Tuesday, December 30, 2008
Wednesday, December 17, 2008
Friday, December 12, 2008
Monday, December 8, 2008
Monday, December 1, 2008
Tuesday, November 25, 2008
Friday, November 21, 2008
Thursday, November 20, 2008
Young Adult Literature:
Judy Blundell What I Saw and How I Lied (Scholastic)
Mark Doty Fire to Fire: New and Collected Poems (HarperCollins)
Peter Matthiessen Shadow Country (Modern Library)
Annette Gordon-Reed The Hemingses of Monticello: An American Family (W.W. Norton & Company)
Friday, November 14, 2008
Thursday, November 6, 2008
Monday, October 20, 2008
The Disreputable History of Frankie Landau-Banks by E. Lockhart
The Spectacular Now by Tim Tharp
Winners will be announced on November 19th. Check out the library's National Book Award finalist and winner display from 2000 - 2007 in the Adult Services Department on the second floor. There are some great titles to choose from!
Wednesday, October 15, 2008
"How to Lose Friends and Alienate People" starring Simon Pegg and Kirsten Dunst. Based on the memoir of the same title by Toby Young.
"Nick and Norah's Infinite Playlist" starring Michael Cera (of "Juno" fame) and Kat Dennings. Based on the book of the same title by Rachel Cohn.
Tuesday, October 14, 2008
Monday, September 29, 2008
The Wednesday Sisters is a light and entertaining read about friendship and loyalty. The "sisters" (who are not really sisters,) are comprised of 5 women who first meet in a neighborhood park in Palo Alto, California during the late 1960's. Each of the women is assigned a role early on by the narrator, Frankie, and none of them stray far from these early perceptions. Frankie is a quiet Midwesterner, Linda is brash and outspoken, Kath is a Southern belle, Ally is mousy and secretive, and Brett is brilliant and always wears white gloves. All are married and have children, or are trying to have children.

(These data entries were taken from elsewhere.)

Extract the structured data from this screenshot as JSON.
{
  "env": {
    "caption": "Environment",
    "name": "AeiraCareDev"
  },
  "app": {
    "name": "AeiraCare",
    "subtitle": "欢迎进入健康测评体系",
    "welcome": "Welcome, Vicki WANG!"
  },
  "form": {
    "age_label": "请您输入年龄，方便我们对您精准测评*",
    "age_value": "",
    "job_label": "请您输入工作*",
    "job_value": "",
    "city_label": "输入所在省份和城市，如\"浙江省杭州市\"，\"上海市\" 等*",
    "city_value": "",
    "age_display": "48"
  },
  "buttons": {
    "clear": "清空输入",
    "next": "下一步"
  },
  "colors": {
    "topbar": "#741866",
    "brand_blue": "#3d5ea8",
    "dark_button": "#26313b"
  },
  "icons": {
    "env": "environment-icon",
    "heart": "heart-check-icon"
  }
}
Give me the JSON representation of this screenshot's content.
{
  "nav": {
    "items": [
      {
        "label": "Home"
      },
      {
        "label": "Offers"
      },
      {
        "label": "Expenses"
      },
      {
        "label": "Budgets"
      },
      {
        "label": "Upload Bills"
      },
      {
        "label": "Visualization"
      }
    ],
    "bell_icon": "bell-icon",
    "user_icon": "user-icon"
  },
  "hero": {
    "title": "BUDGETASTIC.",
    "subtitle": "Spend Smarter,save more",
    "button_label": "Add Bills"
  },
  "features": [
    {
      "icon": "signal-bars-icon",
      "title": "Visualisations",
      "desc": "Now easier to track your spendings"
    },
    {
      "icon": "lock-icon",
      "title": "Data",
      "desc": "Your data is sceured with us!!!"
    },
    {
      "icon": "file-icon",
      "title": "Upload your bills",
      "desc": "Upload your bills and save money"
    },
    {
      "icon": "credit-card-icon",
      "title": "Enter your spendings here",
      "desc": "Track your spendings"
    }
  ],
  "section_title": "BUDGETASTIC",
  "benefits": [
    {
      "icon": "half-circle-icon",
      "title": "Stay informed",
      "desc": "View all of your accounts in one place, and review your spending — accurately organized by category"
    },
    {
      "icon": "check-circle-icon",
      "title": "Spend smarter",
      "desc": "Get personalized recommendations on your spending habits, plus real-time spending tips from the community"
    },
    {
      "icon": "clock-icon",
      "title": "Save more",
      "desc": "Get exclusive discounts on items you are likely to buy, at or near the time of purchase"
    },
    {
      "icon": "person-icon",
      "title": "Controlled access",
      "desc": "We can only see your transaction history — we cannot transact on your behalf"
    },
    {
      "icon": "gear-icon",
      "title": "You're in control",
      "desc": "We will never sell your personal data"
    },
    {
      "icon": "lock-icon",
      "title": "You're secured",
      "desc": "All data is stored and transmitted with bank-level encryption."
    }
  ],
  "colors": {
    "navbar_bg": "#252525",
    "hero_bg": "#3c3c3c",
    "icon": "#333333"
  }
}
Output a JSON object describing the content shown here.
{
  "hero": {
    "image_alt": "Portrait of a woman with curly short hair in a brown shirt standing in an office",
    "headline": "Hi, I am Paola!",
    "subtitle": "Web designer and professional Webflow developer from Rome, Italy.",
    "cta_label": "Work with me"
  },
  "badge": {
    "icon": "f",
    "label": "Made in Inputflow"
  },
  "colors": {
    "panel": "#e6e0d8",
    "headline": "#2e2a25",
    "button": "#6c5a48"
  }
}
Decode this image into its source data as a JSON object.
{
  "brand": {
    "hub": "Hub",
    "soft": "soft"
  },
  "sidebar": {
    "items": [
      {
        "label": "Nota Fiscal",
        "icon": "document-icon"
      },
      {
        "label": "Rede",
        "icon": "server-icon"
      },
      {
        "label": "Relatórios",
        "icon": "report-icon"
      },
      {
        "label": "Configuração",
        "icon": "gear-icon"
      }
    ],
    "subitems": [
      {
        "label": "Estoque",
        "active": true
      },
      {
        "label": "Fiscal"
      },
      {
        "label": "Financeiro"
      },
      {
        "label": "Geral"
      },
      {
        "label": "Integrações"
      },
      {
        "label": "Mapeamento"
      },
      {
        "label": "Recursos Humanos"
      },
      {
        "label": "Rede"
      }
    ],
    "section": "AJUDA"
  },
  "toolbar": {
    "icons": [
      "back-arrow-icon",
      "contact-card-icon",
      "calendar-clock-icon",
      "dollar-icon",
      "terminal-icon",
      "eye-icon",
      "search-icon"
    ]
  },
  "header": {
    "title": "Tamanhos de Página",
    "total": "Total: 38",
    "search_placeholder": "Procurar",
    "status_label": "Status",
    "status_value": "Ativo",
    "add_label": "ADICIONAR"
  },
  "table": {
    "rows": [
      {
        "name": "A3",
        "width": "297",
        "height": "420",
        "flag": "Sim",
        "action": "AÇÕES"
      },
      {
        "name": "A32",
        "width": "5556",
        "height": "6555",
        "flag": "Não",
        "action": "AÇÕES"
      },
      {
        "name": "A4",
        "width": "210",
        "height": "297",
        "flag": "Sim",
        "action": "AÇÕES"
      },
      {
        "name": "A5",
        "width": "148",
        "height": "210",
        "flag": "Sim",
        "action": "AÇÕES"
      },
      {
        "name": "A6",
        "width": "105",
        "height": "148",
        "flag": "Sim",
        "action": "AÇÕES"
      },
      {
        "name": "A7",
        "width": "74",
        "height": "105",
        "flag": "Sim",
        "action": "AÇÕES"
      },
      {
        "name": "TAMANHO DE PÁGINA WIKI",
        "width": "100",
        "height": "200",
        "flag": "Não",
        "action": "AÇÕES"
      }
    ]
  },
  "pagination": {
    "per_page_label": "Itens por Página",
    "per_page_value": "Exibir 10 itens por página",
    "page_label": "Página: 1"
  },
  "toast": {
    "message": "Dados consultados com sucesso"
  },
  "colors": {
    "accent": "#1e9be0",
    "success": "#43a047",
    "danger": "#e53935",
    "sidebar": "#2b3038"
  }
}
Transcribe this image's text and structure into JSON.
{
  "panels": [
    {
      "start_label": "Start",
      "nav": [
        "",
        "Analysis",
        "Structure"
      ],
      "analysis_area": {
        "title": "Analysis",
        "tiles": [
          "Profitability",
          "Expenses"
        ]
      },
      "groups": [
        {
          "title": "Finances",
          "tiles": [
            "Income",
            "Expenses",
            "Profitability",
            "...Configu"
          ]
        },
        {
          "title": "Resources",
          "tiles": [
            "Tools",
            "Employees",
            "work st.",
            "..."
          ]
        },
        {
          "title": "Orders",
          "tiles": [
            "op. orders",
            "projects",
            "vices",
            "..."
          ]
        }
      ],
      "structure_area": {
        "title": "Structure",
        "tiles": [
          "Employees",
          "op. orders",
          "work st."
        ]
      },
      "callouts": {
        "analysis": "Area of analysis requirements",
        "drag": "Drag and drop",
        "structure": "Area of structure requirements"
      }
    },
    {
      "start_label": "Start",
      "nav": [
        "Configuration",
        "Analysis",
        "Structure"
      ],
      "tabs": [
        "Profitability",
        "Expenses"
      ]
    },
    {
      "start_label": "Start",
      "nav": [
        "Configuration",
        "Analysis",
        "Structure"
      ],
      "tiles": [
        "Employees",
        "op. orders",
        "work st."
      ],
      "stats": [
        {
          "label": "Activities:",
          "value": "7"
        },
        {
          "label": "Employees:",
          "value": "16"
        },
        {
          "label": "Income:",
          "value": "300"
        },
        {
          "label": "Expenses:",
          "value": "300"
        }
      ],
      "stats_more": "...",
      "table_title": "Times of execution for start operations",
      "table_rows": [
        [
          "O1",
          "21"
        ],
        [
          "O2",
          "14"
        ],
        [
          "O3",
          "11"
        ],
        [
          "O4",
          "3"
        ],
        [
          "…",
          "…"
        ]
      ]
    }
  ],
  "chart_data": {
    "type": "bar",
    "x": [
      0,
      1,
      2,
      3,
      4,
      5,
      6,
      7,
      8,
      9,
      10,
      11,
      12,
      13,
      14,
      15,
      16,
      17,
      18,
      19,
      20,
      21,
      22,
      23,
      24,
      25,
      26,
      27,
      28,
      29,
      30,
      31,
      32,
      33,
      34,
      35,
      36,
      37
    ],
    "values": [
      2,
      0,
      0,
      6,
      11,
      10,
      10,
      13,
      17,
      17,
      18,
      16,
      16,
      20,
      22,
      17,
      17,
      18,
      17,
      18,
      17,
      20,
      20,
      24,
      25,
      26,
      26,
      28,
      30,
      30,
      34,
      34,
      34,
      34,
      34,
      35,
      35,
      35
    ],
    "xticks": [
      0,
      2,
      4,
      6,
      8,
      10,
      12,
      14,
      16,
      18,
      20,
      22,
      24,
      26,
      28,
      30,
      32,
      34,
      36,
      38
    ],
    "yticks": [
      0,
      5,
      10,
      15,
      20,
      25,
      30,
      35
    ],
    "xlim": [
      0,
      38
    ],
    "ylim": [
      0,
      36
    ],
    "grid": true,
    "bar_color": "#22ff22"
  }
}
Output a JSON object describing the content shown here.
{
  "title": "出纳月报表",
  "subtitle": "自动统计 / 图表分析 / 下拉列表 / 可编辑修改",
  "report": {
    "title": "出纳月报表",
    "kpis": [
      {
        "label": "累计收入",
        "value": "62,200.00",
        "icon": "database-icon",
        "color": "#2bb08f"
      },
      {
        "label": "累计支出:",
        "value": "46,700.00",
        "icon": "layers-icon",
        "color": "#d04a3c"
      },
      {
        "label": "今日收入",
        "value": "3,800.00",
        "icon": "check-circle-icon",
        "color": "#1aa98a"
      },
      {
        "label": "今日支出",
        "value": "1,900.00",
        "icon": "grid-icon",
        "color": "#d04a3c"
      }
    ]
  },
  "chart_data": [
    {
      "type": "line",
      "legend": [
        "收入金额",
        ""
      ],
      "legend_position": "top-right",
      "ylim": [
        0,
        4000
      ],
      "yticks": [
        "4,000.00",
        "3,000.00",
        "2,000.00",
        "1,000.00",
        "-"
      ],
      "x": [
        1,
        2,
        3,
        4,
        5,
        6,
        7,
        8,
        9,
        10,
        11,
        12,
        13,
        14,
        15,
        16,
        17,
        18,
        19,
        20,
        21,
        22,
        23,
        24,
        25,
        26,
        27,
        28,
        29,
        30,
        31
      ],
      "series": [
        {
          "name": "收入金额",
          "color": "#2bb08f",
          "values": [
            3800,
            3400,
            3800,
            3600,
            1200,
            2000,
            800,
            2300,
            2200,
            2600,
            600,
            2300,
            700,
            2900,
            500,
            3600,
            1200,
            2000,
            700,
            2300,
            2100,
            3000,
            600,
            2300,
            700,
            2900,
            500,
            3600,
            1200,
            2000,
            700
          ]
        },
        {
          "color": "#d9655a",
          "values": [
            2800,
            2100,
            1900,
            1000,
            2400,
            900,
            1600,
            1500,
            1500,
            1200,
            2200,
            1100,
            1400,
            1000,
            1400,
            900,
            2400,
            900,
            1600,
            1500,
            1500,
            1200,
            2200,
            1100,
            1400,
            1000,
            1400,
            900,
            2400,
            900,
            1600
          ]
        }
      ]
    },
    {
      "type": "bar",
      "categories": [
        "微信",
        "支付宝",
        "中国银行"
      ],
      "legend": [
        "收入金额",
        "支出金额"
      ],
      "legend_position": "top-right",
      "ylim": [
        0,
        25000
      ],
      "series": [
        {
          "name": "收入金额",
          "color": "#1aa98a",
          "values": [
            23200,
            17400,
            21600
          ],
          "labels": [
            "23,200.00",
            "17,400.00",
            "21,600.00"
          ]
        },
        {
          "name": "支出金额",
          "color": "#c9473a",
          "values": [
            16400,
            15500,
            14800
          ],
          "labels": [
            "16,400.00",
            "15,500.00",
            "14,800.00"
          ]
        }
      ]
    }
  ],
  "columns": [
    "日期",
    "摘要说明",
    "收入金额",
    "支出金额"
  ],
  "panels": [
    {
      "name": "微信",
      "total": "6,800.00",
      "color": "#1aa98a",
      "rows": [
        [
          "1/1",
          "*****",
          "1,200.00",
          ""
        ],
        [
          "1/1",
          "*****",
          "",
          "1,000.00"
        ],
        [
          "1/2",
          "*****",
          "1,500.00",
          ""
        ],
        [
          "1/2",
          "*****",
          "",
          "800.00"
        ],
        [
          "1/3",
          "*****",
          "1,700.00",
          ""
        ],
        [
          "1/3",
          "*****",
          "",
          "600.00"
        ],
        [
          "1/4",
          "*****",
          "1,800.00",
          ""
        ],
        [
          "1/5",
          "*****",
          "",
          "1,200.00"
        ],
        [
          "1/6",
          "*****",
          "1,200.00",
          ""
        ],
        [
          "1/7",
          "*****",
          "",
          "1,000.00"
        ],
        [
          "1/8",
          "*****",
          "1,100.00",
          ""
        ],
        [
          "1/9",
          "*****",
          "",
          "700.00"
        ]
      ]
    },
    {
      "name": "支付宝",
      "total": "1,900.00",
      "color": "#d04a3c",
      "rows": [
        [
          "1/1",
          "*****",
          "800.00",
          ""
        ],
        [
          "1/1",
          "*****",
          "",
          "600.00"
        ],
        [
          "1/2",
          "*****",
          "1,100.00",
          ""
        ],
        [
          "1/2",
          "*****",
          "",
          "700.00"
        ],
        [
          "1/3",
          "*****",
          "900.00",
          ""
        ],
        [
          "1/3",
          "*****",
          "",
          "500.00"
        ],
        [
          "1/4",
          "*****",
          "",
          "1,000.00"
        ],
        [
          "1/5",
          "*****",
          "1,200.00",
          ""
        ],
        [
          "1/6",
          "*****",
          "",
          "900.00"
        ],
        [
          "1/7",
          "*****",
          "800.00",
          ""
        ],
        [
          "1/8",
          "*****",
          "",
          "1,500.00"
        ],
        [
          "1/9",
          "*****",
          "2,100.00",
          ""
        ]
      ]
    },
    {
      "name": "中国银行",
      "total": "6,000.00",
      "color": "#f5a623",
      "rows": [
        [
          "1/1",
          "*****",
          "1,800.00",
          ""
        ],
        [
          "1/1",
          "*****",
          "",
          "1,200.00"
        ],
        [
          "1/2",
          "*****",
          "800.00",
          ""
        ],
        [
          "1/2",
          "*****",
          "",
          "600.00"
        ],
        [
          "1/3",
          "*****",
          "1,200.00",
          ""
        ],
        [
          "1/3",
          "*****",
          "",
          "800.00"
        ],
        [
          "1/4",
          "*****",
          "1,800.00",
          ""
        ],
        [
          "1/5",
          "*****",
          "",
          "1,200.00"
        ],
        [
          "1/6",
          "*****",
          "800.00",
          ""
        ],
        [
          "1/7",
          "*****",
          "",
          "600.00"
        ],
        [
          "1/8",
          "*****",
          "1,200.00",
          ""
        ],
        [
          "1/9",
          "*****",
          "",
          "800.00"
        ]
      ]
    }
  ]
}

The group starts out meeting regularly on Wednesday mornings, discussing their families, married life, as well as slowly discovering who they really are. Eventually they start a writing group, with a shove from Linda (the pushy one, of course.) Though it starts out slowly, the women learn to be honest rather than polite when critiquing one another's work, and the characters grow into themselves through this process, learning to balance their home lives with their writing, while gaining a level of success along the way. The writing also gives the friends some insight into one another's lives, helping them understand each person's unique point of view.
As the novel progresses, the women each come into their own while sticking together through all that life throws at them, including marital strife, illness, infertility, and the social unrest that is prevalent during this period in history. The ending I found a bit unlikely, as if the author was trying to wrap everything up with an incredible, tie-up-all-lose-ends-and-make-everything-okay ending, which feels forced in this case. Book clubs looking for something a little less heavy might want to look into this title - I read it for a club, and I am looking forward to a lively discussion!
Wednesday, September 24, 2008
Monday, September 22, 2008
Saturday, September 20, 2008
The Duchess, based on the book Georgiana: Duchess of Devonshire by Amanda Foreman, stars Keira Knightly and Ralph Fiennes.